### What to do
The result should be every line of the listing that contains "Equipment".

__________________________________________________

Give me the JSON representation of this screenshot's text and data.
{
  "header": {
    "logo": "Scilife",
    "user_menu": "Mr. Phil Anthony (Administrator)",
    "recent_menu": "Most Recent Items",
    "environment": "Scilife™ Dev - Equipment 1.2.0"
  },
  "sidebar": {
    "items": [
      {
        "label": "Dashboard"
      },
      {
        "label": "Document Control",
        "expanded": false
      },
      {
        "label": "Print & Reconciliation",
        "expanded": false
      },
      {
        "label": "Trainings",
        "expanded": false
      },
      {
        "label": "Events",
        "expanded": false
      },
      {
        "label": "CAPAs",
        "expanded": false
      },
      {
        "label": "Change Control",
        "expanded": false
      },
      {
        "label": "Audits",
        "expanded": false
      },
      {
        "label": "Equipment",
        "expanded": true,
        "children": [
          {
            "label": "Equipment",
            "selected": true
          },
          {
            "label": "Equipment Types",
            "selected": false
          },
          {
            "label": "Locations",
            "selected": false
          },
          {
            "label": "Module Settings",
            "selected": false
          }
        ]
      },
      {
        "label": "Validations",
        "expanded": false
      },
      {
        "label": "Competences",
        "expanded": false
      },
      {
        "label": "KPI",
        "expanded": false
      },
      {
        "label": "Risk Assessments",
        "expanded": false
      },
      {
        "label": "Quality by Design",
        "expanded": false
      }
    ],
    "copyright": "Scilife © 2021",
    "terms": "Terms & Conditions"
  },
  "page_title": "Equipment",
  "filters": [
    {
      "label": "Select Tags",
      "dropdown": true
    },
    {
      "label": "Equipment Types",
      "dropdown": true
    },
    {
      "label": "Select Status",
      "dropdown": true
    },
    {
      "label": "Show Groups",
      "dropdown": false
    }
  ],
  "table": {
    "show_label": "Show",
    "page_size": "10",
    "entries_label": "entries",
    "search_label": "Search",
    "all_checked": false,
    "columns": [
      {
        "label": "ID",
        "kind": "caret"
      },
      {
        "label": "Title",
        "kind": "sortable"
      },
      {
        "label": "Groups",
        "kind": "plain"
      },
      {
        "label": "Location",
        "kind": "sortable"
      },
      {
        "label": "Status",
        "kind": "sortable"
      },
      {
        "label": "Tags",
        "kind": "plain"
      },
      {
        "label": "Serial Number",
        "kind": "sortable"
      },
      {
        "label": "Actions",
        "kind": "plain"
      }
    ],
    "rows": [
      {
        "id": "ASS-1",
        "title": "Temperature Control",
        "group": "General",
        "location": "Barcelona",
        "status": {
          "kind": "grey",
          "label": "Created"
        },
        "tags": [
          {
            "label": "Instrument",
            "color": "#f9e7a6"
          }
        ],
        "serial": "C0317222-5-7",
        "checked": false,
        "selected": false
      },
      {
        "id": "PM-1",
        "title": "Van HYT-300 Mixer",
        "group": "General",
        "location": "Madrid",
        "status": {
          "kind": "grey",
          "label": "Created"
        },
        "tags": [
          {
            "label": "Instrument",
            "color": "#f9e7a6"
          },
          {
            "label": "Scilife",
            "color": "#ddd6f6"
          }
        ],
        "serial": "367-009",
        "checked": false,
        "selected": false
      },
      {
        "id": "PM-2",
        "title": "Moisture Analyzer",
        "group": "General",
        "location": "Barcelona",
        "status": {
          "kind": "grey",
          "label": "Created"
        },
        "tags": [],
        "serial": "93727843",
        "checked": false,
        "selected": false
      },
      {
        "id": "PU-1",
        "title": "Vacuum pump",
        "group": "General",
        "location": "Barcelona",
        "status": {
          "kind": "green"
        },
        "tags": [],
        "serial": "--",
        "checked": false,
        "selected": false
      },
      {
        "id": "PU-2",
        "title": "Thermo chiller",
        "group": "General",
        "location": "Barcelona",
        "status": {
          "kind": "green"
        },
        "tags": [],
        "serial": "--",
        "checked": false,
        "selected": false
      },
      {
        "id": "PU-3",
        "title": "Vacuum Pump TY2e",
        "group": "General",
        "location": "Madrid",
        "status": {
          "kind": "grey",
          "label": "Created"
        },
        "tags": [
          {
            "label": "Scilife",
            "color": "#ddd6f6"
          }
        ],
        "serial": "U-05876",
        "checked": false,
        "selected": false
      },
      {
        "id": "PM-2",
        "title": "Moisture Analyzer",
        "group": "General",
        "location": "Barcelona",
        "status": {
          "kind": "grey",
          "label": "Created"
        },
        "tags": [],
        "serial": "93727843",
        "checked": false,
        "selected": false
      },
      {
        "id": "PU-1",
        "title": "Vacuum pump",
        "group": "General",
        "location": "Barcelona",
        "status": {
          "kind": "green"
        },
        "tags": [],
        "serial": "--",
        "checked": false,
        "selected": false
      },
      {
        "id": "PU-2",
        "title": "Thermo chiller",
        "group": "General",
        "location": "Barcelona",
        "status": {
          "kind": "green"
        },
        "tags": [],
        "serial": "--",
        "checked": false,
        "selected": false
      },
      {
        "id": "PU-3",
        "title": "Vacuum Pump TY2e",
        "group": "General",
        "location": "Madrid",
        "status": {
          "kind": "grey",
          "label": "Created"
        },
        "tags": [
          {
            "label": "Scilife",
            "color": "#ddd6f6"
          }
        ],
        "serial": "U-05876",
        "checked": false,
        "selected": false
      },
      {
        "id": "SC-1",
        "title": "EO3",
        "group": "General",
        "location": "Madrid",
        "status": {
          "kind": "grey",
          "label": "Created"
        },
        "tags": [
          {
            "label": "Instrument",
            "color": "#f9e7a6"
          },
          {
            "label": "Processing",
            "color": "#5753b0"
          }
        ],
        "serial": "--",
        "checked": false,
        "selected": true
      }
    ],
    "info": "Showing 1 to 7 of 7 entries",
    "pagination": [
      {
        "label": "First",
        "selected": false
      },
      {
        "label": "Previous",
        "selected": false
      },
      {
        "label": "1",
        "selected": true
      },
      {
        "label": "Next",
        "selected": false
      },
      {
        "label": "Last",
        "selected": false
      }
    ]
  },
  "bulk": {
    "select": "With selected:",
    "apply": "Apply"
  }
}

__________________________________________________

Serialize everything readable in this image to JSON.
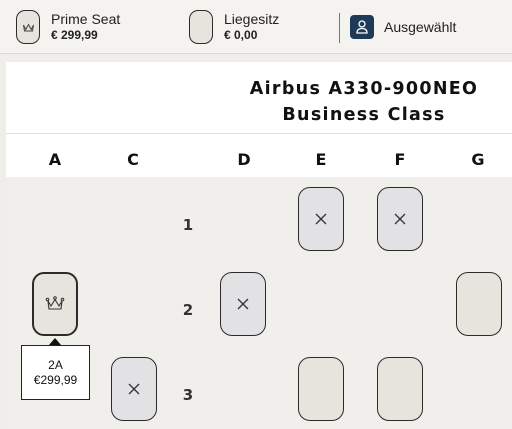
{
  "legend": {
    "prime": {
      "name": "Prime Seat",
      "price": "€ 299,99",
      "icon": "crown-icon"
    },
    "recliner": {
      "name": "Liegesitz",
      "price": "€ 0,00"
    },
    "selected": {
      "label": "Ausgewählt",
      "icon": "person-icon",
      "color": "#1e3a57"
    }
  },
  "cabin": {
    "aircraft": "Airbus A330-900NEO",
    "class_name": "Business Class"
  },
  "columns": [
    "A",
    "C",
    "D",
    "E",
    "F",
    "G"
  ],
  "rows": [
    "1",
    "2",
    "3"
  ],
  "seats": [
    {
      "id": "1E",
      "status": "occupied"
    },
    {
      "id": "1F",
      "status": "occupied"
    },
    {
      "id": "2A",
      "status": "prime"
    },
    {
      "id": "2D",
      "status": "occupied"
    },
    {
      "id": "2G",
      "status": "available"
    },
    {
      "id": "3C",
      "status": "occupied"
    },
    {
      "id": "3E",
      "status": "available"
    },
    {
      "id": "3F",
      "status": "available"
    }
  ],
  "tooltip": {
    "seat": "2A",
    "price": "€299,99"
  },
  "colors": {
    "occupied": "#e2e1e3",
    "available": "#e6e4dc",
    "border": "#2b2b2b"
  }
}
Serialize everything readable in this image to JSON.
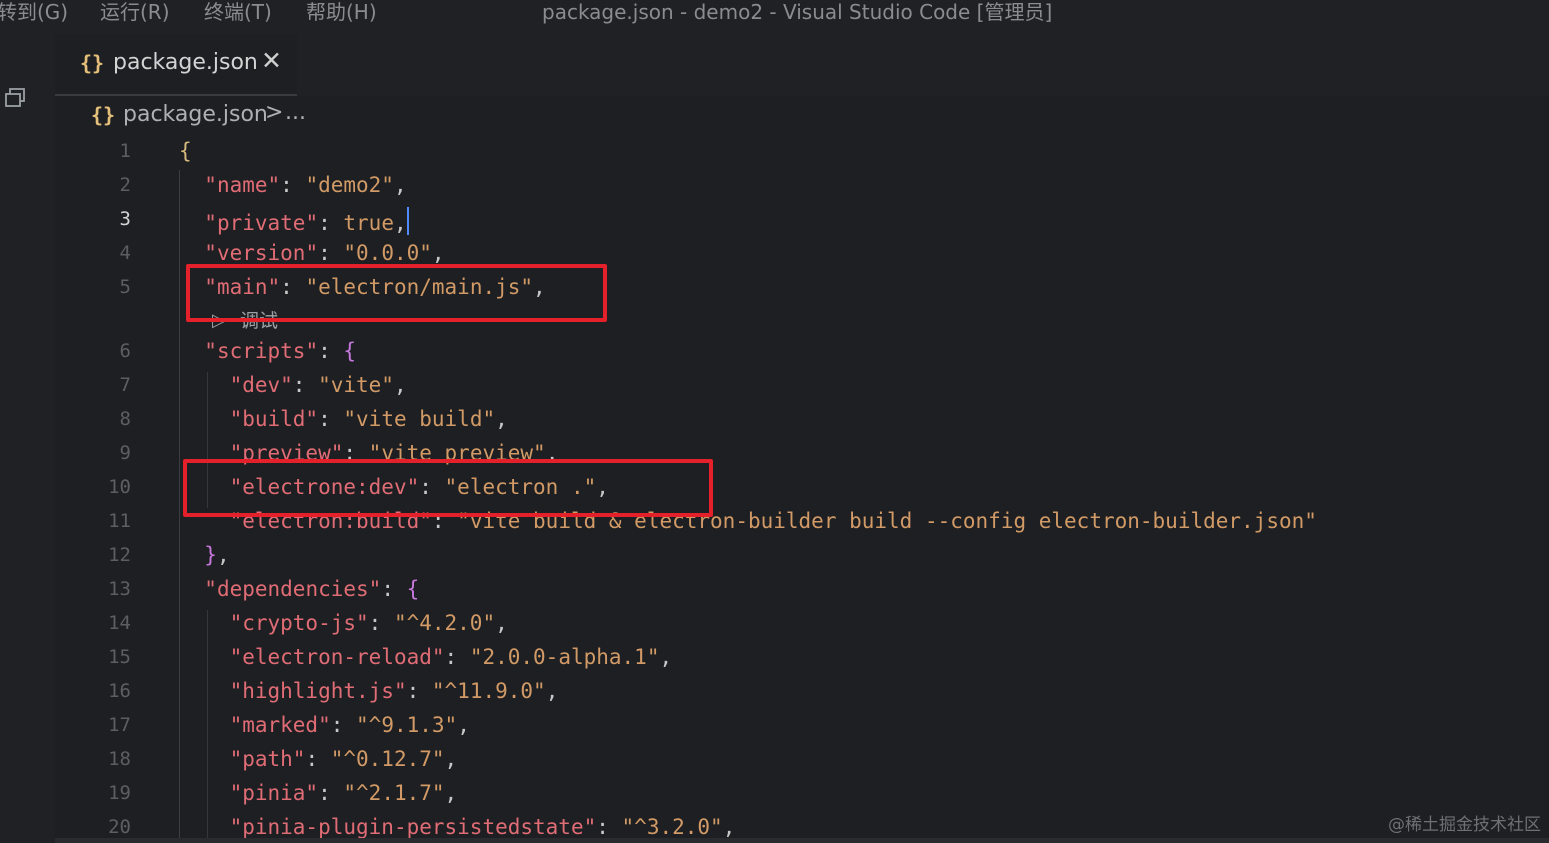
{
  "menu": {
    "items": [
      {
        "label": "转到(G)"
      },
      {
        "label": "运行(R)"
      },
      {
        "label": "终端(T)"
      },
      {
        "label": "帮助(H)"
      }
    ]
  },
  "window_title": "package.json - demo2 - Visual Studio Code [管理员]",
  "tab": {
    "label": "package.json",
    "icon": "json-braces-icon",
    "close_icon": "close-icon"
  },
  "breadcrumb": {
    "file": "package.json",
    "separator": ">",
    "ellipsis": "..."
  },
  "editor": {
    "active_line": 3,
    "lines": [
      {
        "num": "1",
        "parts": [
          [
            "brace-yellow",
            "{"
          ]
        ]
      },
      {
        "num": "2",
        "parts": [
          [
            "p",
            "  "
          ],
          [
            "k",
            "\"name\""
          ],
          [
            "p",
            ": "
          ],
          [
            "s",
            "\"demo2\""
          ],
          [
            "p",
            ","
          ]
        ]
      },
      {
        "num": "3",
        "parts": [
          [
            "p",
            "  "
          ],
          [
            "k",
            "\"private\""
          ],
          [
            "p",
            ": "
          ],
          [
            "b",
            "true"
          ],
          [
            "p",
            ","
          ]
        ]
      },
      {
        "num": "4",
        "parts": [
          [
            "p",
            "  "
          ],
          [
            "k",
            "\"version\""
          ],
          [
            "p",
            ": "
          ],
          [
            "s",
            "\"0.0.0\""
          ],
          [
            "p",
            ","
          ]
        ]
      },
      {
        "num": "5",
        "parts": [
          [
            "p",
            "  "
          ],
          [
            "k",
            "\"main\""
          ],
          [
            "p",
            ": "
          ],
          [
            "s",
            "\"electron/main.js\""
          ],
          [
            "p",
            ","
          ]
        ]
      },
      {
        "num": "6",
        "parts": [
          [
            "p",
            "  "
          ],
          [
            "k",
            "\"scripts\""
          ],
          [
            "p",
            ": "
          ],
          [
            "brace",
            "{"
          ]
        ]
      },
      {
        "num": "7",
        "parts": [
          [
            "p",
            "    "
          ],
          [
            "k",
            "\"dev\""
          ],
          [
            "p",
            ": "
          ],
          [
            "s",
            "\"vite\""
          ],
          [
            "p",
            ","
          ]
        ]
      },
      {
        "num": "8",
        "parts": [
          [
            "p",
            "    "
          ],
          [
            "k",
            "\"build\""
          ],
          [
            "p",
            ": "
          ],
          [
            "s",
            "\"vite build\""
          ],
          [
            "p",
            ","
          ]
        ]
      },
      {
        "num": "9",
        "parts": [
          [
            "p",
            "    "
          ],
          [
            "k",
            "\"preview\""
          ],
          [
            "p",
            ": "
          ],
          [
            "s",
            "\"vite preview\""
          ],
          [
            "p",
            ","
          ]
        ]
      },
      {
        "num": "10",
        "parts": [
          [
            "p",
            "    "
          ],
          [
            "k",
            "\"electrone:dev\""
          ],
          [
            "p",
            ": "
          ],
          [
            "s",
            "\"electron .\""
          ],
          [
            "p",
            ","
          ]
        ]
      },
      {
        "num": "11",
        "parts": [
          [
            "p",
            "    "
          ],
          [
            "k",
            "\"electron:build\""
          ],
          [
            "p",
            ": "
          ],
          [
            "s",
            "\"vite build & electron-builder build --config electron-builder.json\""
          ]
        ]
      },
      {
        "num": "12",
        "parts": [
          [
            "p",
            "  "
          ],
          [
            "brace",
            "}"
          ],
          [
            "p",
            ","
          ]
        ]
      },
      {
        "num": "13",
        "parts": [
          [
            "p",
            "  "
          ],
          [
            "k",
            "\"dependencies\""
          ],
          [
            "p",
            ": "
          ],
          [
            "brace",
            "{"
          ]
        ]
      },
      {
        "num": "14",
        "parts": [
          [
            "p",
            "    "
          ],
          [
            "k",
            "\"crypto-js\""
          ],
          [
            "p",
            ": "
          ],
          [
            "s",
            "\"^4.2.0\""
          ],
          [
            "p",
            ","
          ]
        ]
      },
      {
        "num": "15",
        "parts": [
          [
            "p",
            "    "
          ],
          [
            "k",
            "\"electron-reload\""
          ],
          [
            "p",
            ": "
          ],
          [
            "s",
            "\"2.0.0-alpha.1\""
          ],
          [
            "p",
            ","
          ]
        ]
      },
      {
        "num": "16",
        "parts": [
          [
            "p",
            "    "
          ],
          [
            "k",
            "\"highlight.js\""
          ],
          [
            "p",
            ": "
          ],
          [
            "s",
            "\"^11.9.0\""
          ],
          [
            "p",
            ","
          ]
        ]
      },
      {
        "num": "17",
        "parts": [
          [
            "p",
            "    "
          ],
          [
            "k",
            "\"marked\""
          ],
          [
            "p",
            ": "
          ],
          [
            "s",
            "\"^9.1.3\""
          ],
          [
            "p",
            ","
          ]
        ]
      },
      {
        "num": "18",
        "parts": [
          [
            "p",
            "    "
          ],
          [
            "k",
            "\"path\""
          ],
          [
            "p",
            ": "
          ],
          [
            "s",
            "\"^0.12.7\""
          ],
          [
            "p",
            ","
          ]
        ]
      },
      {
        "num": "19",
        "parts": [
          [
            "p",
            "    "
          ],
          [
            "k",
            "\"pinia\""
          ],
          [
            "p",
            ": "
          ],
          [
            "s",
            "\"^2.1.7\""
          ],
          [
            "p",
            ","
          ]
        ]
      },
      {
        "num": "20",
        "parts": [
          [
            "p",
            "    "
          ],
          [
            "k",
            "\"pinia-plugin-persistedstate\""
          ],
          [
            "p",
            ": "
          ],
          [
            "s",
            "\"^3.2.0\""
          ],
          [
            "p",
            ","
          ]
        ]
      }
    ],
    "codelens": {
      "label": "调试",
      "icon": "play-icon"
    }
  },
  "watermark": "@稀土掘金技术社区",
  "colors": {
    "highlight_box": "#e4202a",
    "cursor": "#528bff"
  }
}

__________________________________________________

### Exercise answer
    "environment": "Scilife™ Dev - Equipment 1.2.0"
        "label": "Equipment",
            "label": "Equipment",
            "label": "Equipment Types",
  "page_title": "Equipment",
      "label": "Equipment Types",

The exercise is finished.